--- The input Enclosed Below ---

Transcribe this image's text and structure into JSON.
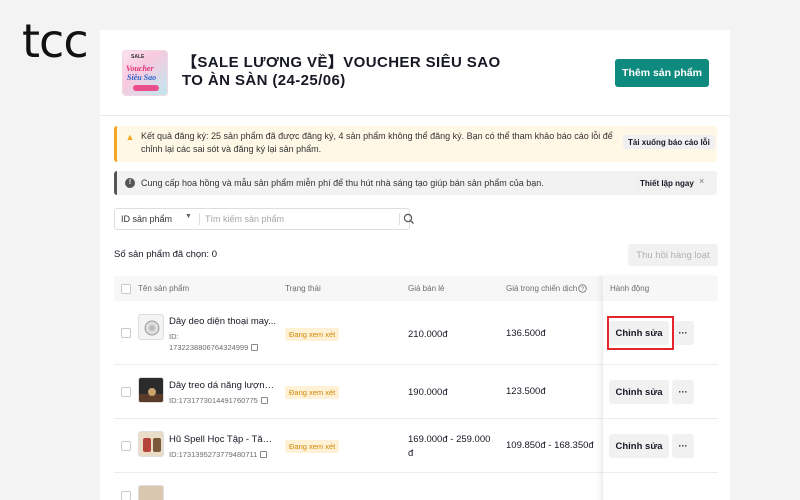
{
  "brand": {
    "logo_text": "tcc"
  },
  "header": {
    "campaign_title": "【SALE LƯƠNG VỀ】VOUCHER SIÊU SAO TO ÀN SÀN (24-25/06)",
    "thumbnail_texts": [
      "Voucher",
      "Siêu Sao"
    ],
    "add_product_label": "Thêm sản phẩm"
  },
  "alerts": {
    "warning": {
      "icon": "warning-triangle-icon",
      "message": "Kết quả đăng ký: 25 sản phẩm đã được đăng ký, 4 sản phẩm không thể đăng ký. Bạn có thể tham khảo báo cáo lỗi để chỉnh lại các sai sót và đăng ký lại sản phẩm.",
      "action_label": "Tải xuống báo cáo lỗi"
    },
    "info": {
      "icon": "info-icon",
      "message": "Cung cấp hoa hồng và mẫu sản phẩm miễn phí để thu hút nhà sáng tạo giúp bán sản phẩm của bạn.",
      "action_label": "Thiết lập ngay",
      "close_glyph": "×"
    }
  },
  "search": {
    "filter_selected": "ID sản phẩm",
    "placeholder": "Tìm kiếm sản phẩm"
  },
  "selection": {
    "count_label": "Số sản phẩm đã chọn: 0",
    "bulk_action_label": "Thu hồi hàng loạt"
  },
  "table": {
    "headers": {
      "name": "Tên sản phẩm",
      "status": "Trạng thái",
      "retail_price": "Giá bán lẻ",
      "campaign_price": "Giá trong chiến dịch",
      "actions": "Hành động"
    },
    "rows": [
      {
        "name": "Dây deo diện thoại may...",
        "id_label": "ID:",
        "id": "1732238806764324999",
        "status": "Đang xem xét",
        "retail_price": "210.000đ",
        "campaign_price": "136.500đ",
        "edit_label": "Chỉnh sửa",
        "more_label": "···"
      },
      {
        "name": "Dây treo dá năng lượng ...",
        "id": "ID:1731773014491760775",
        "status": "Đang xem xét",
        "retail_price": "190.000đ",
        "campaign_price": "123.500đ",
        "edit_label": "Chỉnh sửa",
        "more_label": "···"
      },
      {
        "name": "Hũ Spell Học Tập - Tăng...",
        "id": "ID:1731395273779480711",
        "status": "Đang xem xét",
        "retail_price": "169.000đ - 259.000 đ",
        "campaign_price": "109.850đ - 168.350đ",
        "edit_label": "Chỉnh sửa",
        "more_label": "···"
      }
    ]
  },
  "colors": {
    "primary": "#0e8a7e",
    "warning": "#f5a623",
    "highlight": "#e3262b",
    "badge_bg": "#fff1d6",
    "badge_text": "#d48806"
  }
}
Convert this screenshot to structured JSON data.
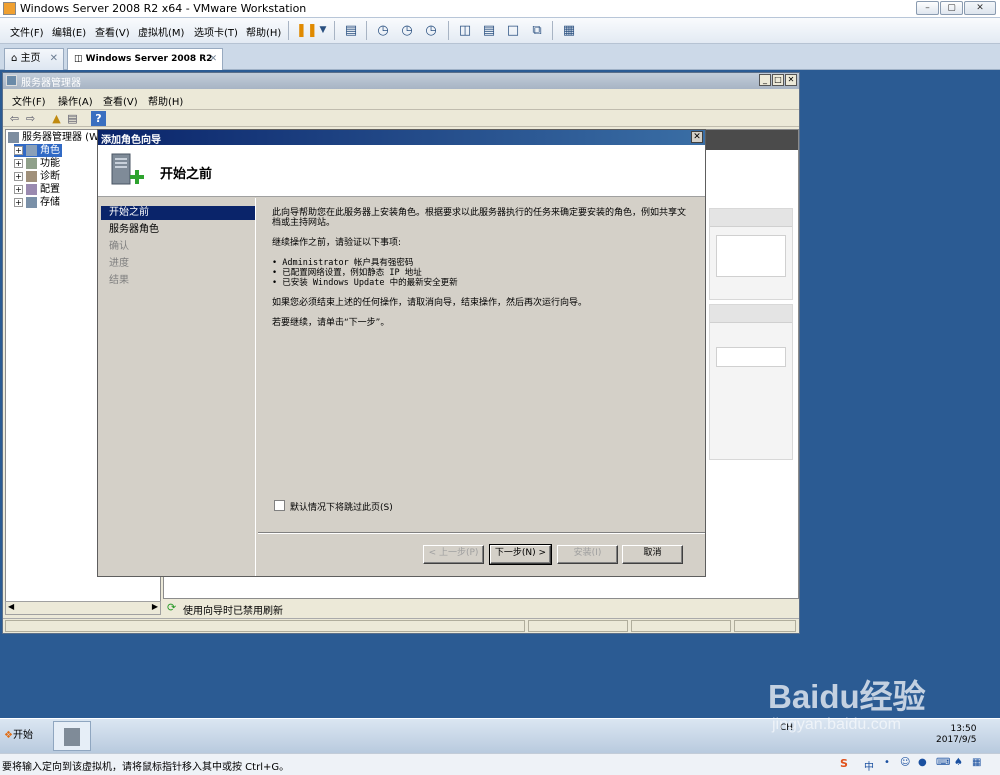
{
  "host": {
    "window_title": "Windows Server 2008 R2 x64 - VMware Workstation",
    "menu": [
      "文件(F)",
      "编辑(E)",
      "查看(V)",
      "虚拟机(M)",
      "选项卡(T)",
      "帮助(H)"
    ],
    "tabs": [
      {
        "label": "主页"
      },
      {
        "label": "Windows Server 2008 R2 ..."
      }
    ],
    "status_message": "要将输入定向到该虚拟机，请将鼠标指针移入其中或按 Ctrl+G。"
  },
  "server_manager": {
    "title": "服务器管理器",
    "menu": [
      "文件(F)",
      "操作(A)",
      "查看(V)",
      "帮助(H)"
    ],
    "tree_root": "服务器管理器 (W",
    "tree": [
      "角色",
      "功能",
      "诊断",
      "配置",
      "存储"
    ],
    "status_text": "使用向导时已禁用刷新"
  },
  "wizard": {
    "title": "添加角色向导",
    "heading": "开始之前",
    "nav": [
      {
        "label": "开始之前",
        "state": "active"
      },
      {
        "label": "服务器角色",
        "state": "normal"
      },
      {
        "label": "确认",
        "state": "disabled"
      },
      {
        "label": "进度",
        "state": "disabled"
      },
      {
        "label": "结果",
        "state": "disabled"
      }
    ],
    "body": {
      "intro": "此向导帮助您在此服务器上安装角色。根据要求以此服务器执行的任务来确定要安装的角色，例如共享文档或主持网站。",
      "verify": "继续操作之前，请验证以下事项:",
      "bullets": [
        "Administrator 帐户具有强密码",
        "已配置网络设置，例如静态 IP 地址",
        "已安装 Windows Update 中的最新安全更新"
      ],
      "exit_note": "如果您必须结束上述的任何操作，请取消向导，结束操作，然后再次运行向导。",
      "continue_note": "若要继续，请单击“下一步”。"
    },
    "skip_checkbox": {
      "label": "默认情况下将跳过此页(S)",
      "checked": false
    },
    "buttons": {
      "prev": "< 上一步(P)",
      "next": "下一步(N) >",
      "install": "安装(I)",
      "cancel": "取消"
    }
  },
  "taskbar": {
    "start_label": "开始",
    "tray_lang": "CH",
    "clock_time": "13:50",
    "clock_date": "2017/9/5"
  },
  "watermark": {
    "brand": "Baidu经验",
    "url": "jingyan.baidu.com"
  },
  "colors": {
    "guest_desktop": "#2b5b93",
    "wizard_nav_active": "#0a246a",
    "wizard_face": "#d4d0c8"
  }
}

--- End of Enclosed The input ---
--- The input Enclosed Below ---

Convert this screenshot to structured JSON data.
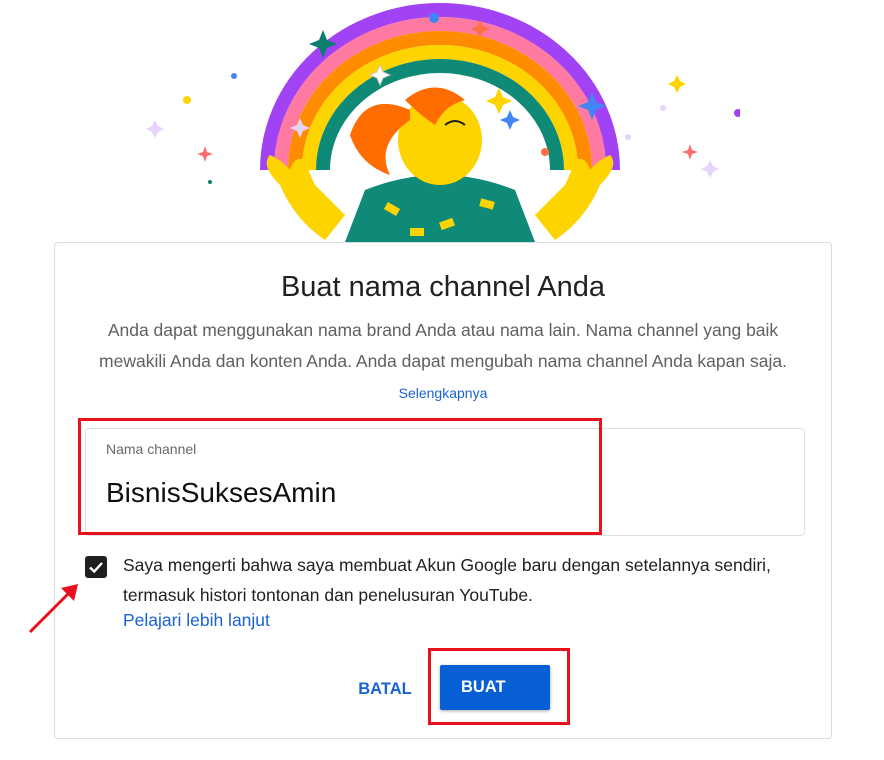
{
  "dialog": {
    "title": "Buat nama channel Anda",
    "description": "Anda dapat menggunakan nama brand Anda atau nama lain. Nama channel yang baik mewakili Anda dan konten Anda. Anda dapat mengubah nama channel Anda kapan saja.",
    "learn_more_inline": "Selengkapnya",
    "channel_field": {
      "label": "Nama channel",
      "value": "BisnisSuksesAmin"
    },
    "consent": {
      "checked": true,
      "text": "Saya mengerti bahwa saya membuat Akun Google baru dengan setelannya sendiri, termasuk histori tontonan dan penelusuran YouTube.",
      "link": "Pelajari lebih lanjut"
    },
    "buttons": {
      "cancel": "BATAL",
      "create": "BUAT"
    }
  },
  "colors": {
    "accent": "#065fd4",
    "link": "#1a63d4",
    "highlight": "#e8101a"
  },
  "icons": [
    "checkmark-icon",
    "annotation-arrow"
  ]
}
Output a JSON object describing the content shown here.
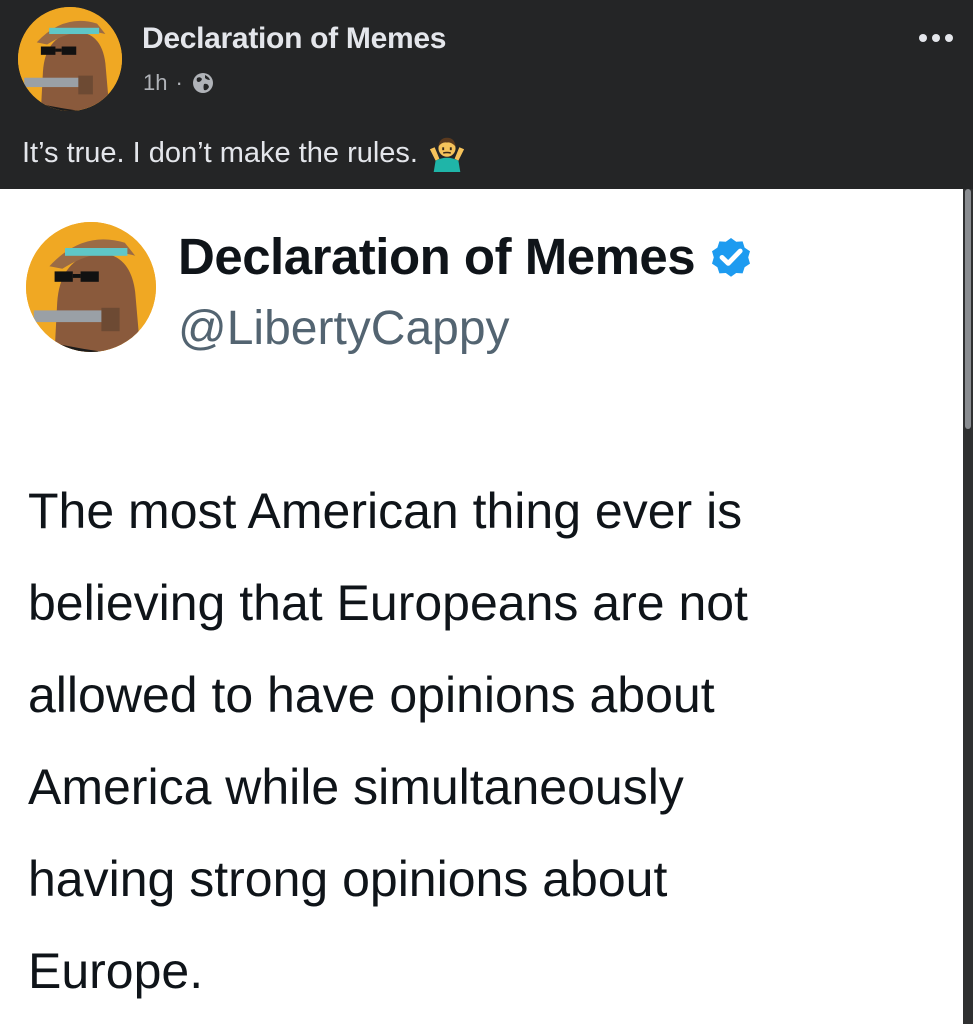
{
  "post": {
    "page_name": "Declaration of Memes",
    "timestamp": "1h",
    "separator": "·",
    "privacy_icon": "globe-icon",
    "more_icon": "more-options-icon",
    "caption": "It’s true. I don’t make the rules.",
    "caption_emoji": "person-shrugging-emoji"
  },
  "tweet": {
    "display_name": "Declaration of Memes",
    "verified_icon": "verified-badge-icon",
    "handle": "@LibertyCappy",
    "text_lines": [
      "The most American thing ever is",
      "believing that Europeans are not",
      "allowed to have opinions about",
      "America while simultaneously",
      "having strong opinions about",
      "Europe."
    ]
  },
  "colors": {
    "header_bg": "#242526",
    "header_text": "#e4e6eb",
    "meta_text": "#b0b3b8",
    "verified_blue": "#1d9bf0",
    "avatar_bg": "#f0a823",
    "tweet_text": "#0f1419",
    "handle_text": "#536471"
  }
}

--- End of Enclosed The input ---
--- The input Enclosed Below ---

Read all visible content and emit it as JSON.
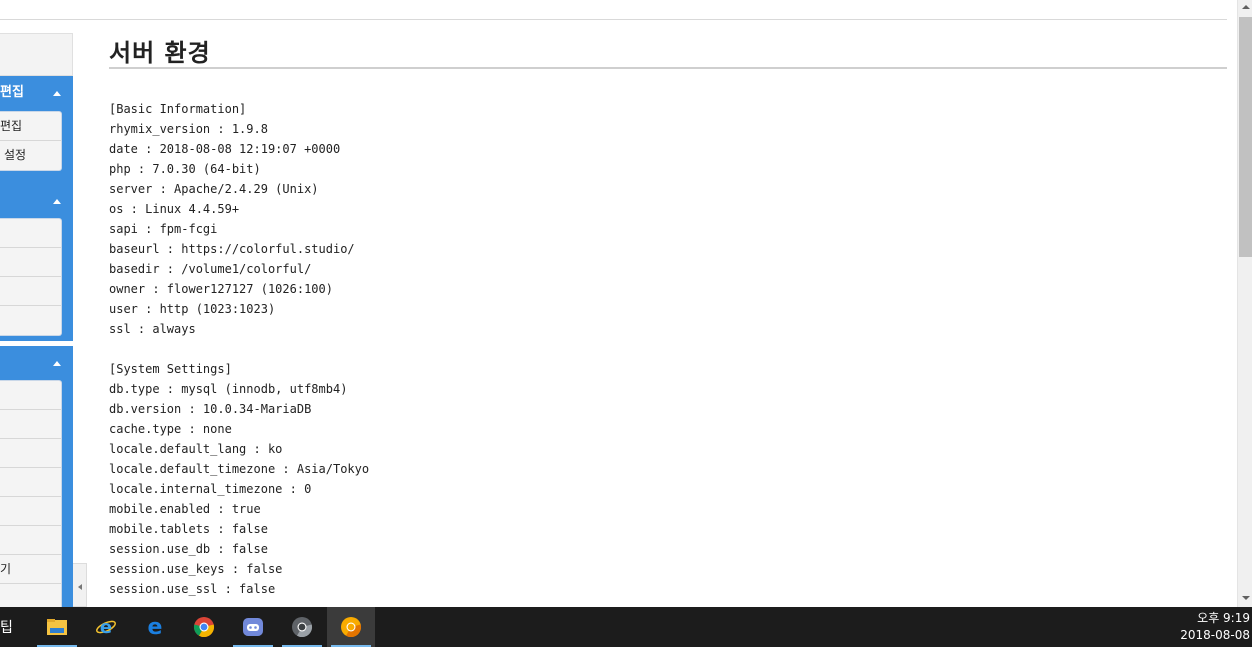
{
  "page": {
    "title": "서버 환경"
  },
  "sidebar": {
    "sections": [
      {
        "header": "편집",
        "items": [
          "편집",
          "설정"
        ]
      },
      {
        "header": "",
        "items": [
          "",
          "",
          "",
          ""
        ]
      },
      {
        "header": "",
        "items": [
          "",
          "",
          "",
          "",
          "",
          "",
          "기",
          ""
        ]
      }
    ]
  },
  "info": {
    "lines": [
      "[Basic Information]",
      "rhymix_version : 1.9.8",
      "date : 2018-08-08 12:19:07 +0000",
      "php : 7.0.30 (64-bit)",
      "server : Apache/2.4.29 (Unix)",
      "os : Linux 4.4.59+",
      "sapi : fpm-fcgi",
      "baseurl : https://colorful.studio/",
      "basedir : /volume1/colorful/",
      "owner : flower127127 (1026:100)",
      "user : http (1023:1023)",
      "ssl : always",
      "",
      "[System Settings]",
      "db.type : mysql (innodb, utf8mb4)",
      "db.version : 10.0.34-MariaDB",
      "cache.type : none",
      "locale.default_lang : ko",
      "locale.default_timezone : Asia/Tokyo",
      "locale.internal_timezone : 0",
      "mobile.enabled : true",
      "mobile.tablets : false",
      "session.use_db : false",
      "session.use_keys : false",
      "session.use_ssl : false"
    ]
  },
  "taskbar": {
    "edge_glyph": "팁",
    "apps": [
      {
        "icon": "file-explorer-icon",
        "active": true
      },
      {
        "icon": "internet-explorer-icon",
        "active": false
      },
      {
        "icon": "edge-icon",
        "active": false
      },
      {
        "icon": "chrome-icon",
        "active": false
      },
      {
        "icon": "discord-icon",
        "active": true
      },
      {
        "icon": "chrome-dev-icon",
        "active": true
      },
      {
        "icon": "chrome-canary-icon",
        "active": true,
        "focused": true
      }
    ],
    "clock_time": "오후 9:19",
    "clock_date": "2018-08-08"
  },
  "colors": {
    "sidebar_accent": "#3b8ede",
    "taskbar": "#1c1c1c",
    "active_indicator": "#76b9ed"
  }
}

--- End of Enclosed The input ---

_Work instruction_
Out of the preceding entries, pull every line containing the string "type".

_Answer_
      "db.type : mysql (innodb, utf8mb4)",
      "cache.type : none",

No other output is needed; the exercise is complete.